RECORDS SHOWN -
[Start of Attachment]

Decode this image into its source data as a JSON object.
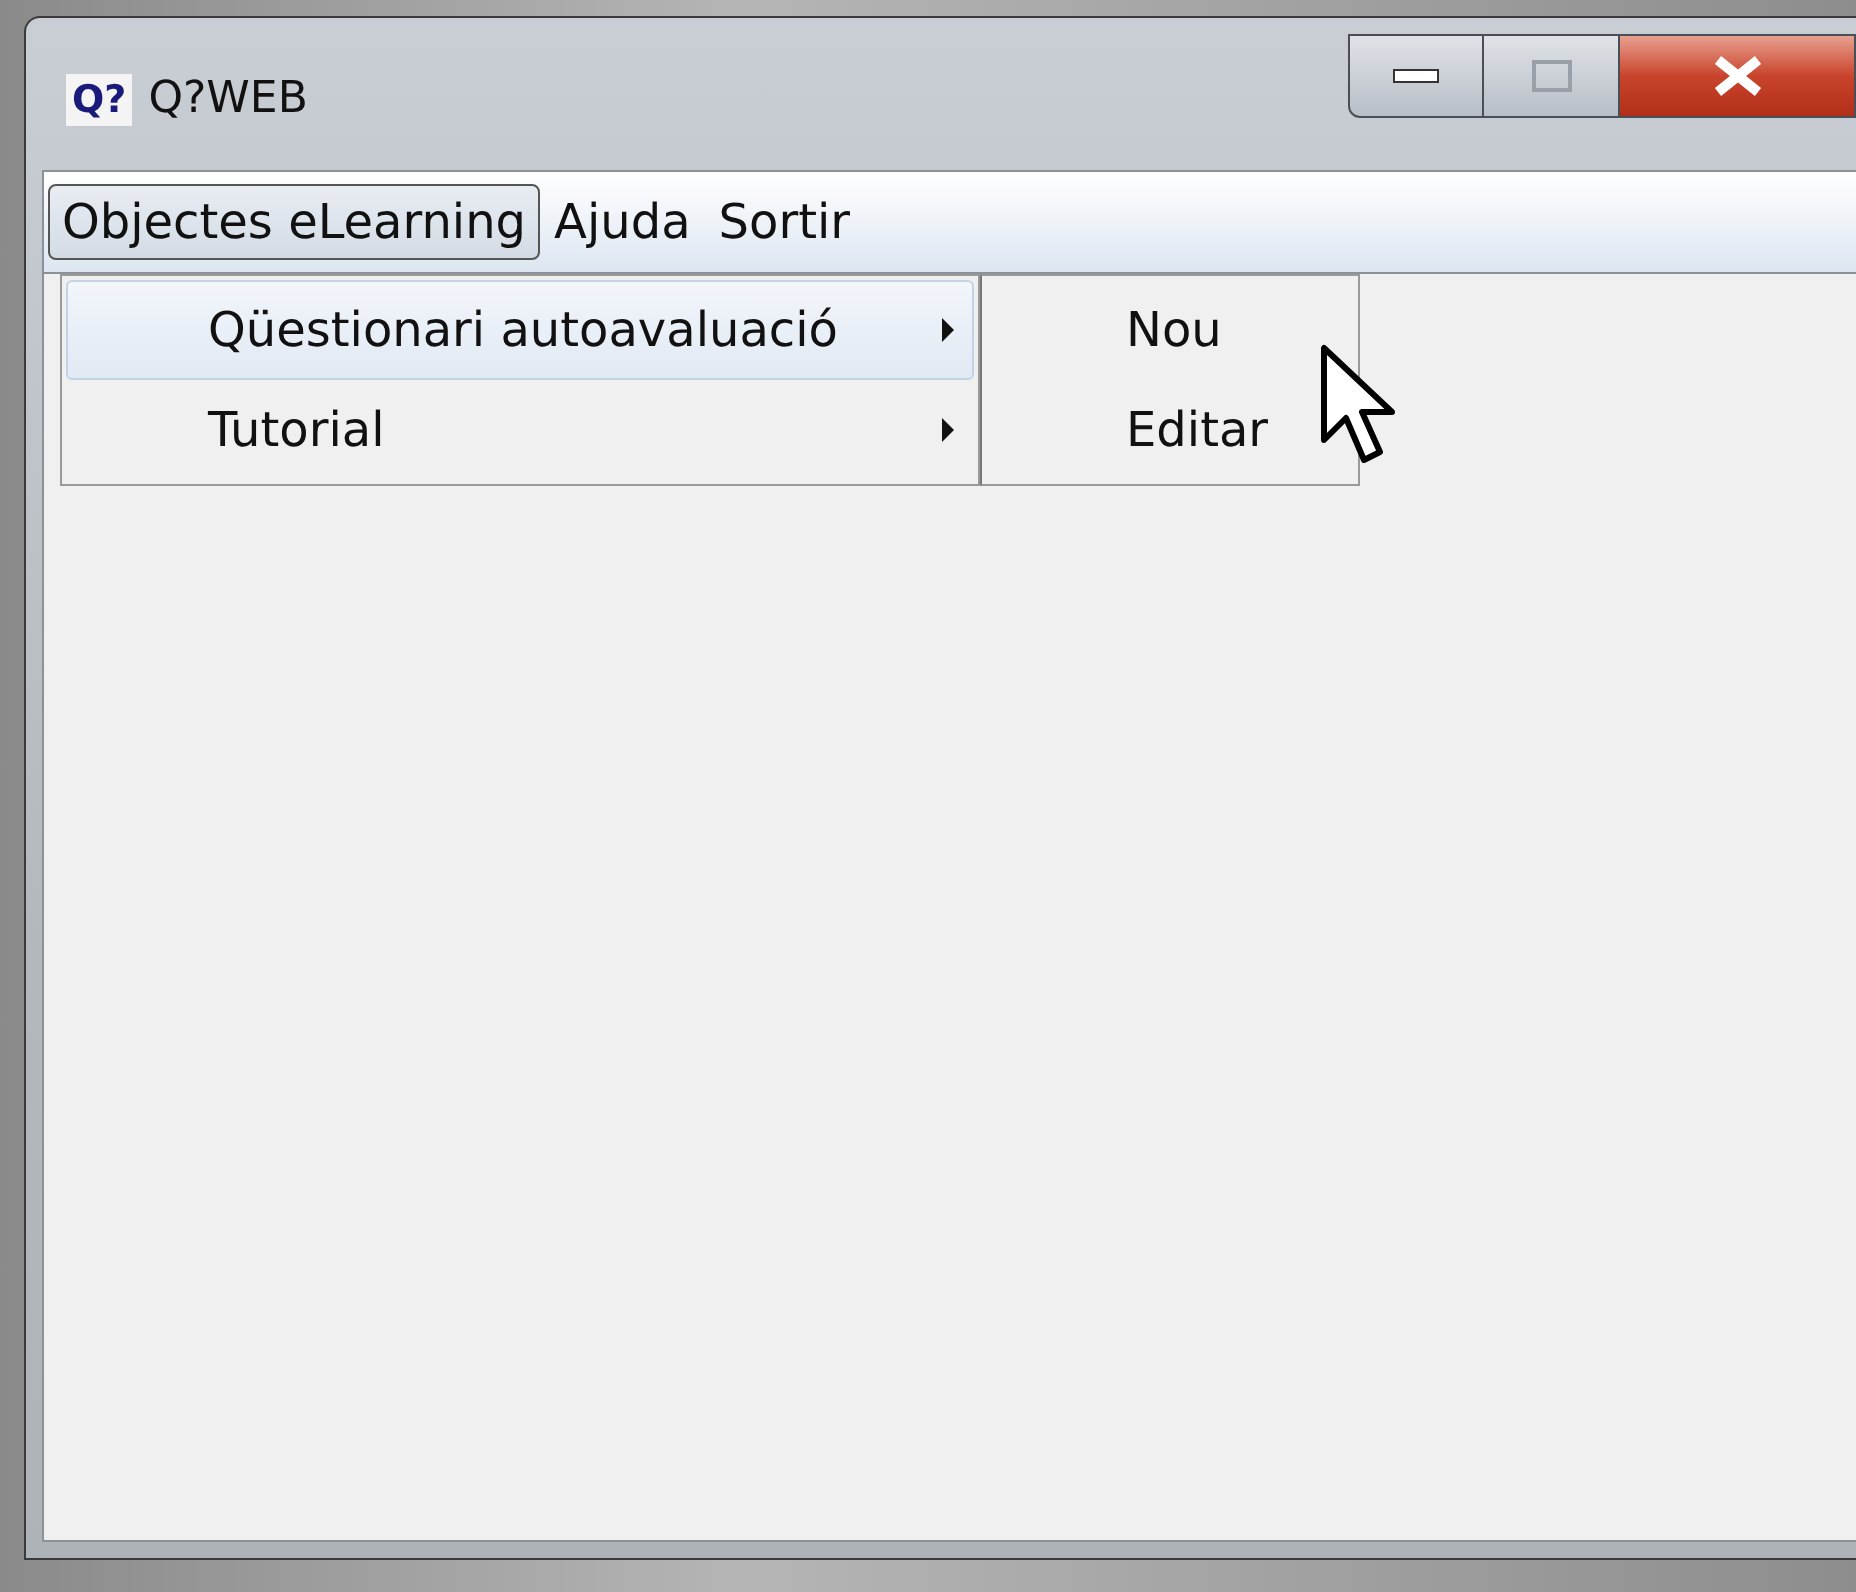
{
  "window": {
    "title": "Q?WEB",
    "app_icon": "Q?"
  },
  "menu_bar": [
    {
      "label": "Objectes eLearning",
      "selected": true
    },
    {
      "label": "Ajuda",
      "selected": false
    },
    {
      "label": "Sortir",
      "selected": false
    }
  ],
  "dropdown": [
    {
      "label": "Qüestionari autoavaluació",
      "selected": true,
      "has_submenu": true
    },
    {
      "label": "Tutorial",
      "selected": false,
      "has_submenu": true
    }
  ],
  "submenu": [
    {
      "label": "Nou"
    },
    {
      "label": "Editar"
    }
  ]
}
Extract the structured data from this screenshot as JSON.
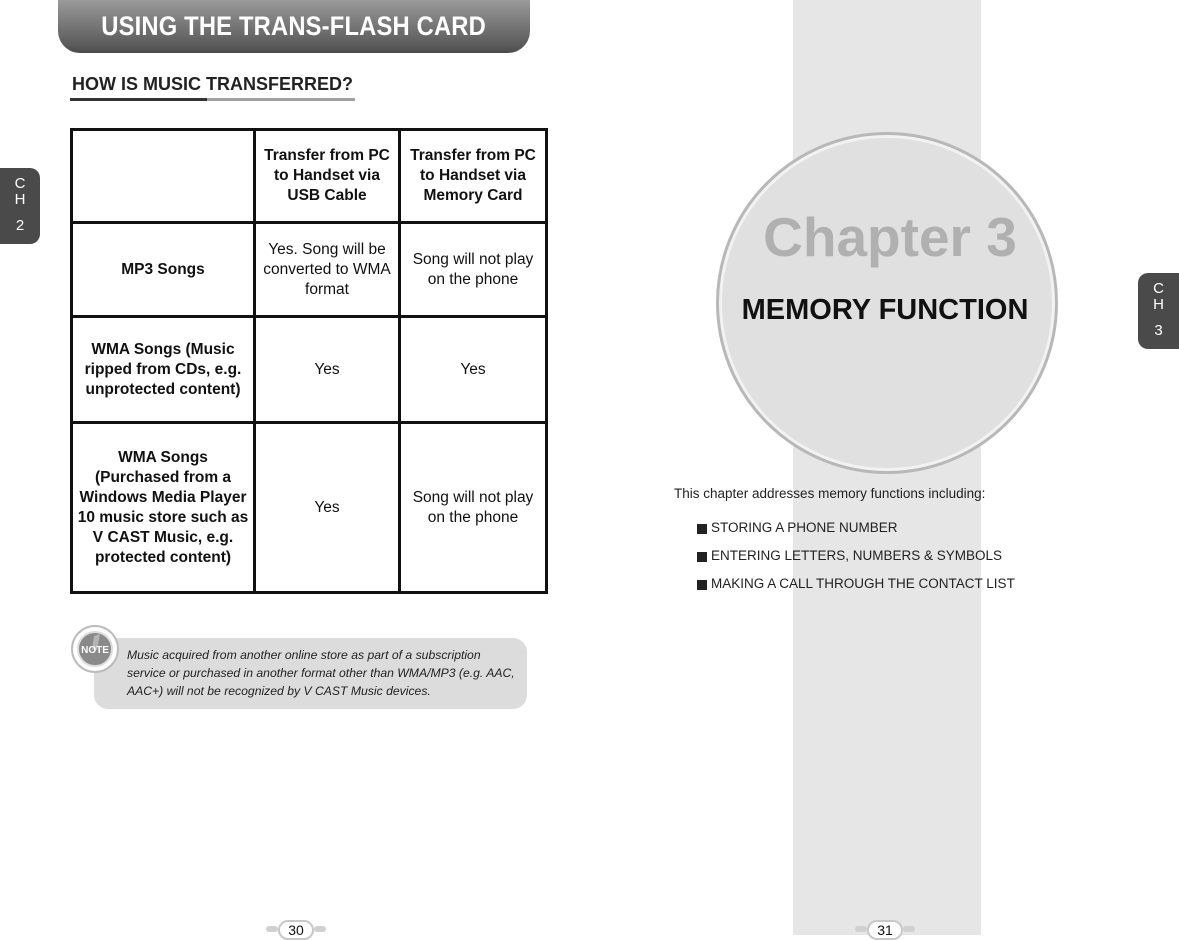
{
  "left_page": {
    "header": "USING THE TRANS-FLASH CARD",
    "section_title": "HOW IS MUSIC TRANSFERRED?",
    "chapter_tab": {
      "letters": [
        "C",
        "H"
      ],
      "number": "2"
    },
    "table": {
      "headers": [
        "",
        "Transfer from PC to Handset via USB Cable",
        "Transfer from PC to Handset via Memory Card"
      ],
      "rows": [
        {
          "label": "MP3 Songs",
          "usb": "Yes. Song will be converted to WMA format",
          "card": "Song will not play on the phone"
        },
        {
          "label": "WMA Songs (Music ripped from CDs, e.g. unprotected content)",
          "usb": "Yes",
          "card": "Yes"
        },
        {
          "label": "WMA Songs (Purchased from a Windows Media Player 10 music store such as V CAST Music, e.g. protected content)",
          "usb": "Yes",
          "card": "Song will not play on the phone"
        }
      ]
    },
    "note": {
      "icon_label": "NOTE",
      "text": "Music acquired from another online store as part of a subscription service or purchased in another format other than WMA/MP3 (e.g. AAC, AAC+) will not be recognized by V CAST Music devices."
    },
    "page_number": "30"
  },
  "right_page": {
    "chapter_label": "Chapter 3",
    "chapter_title": "MEMORY FUNCTION",
    "chapter_tab": {
      "letters": [
        "C",
        "H"
      ],
      "number": "3"
    },
    "intro": "This chapter addresses memory functions including:",
    "bullets": [
      "STORING A PHONE NUMBER",
      "ENTERING LETTERS, NUMBERS & SYMBOLS",
      "MAKING A CALL THROUGH THE CONTACT LIST"
    ],
    "page_number": "31"
  }
}
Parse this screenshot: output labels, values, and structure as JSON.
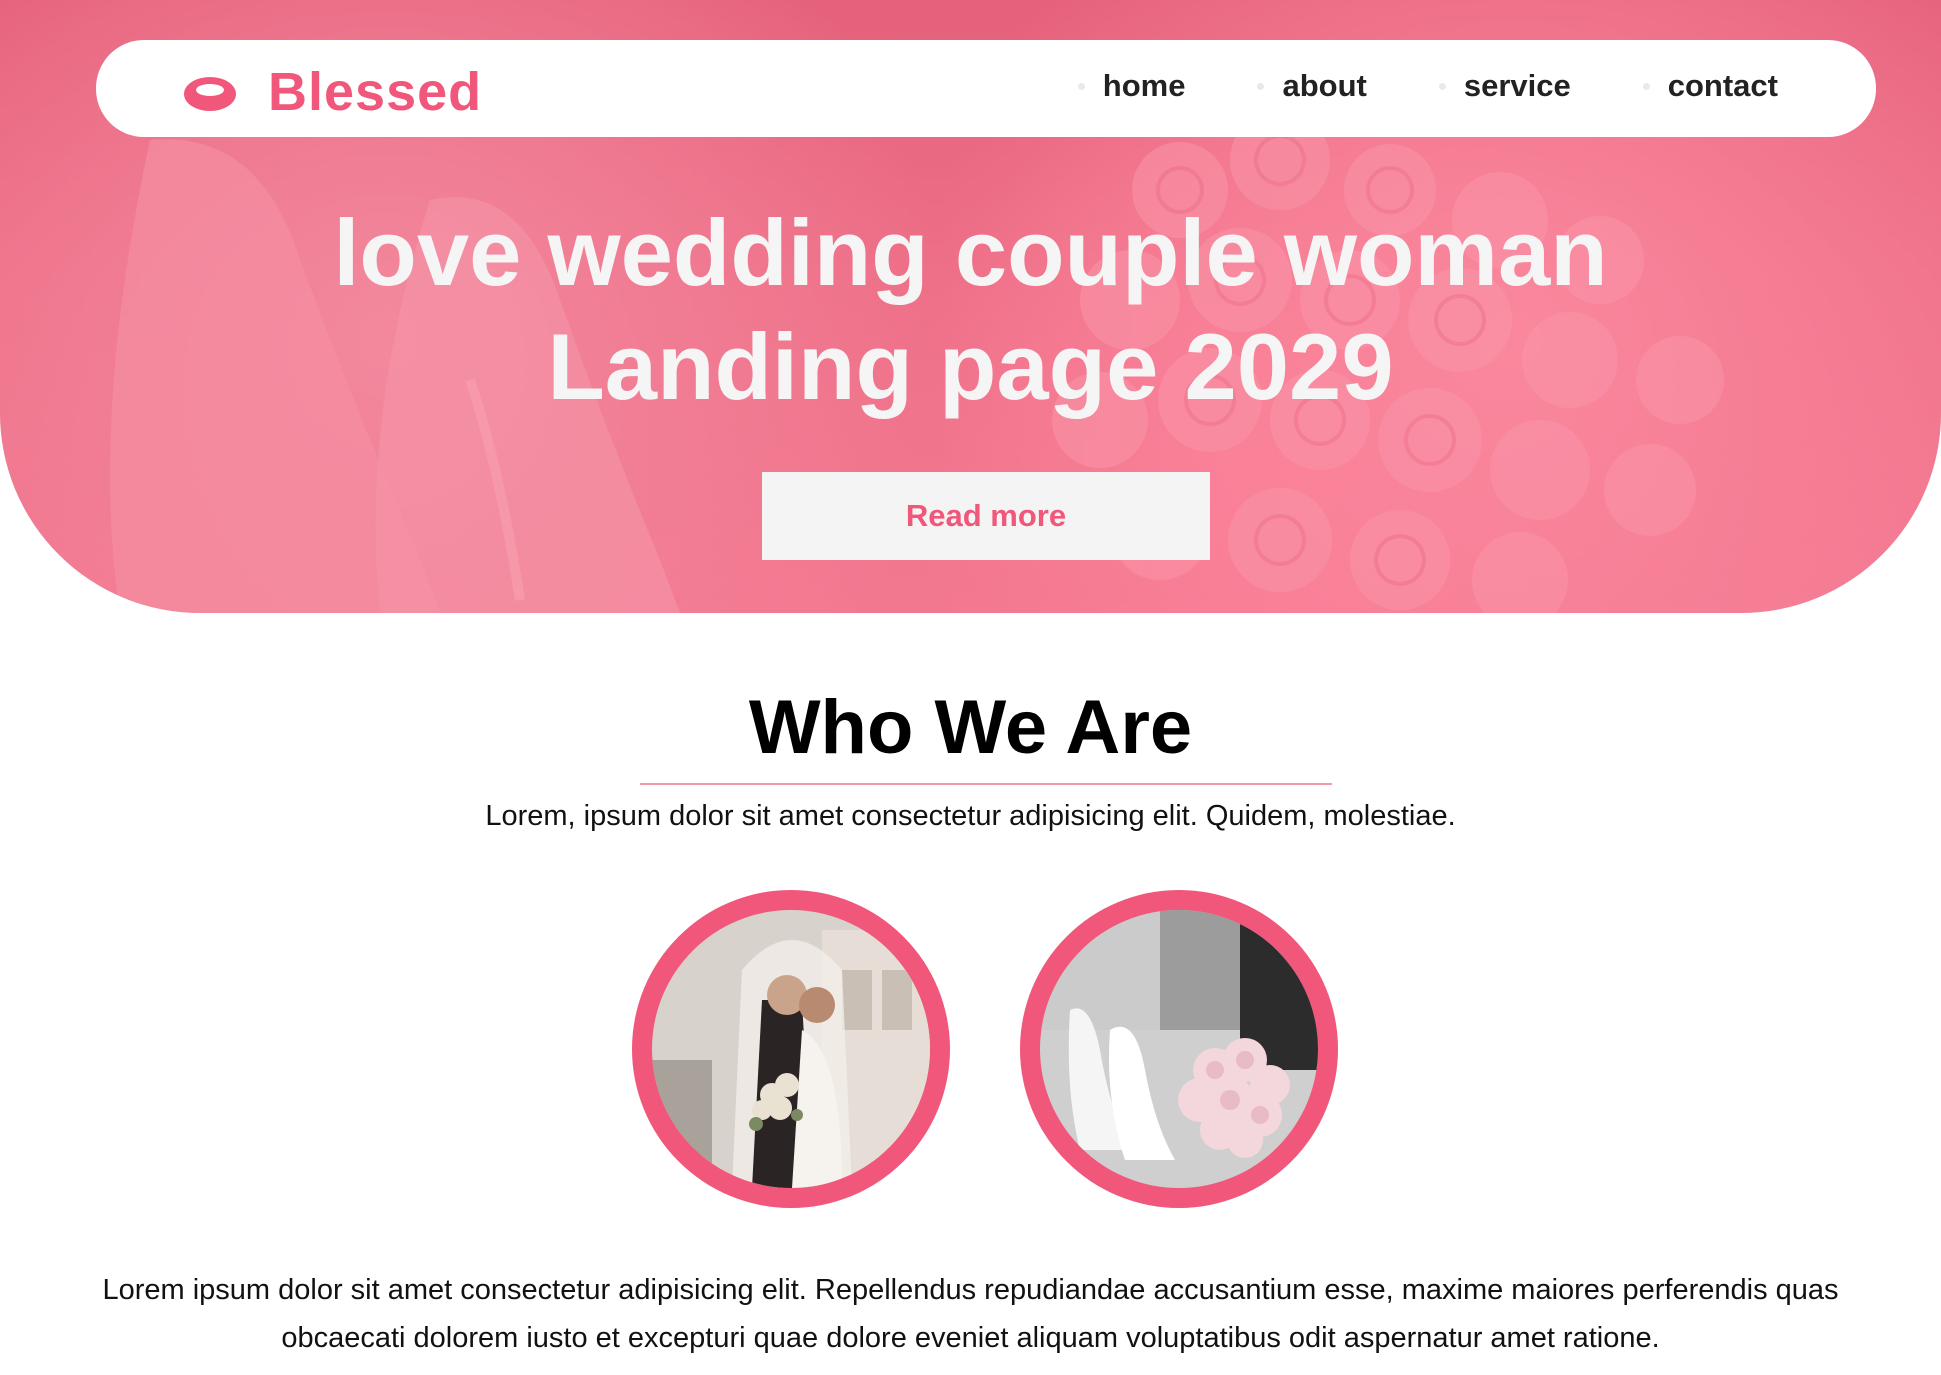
{
  "brand": {
    "name": "Blessed",
    "icon": "ring-icon",
    "color": "#f0577a"
  },
  "nav": {
    "items": [
      {
        "label": "home"
      },
      {
        "label": "about"
      },
      {
        "label": "service"
      },
      {
        "label": "contact"
      }
    ]
  },
  "hero": {
    "title_line1": "love wedding couple woman",
    "title_line2": "Landing page 2029",
    "cta_label": "Read more",
    "overlay_color": "#f05c78"
  },
  "about": {
    "title": "Who We Are",
    "subtitle": "Lorem, ipsum dolor sit amet consectetur adipisicing elit. Quidem, molestiae.",
    "images": [
      {
        "name": "wedding-couple-photo"
      },
      {
        "name": "wedding-shoes-bouquet-photo"
      }
    ],
    "paragraph": "Lorem ipsum dolor sit amet consectetur adipisicing elit. Repellendus repudiandae accusantium esse, maxime maiores perferendis quas obcaecati dolorem iusto et excepturi quae dolore eveniet aliquam voluptatibus odit aspernatur amet ratione."
  }
}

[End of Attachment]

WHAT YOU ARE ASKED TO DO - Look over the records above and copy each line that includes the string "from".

THE COMPLETED TASK -
Extract the structured data from this screenshot as JSON.
        "Transfer from PC to Handset via USB Cable",
        "Transfer from PC to Handset via Memory Card"
          "label": "WMA Songs (Music ripped from CDs, e.g. unprotected content)",
          "label": "WMA Songs (Purchased from a Windows Media Player 10 music store such as V CAST Music, e.g. protected content)",
      "text": "Music acquired from another online store as part of a subscription service or purchased in another format other than WMA/MP3 (e.g. AAC, AAC+) will not be recognized by V CAST Music devices."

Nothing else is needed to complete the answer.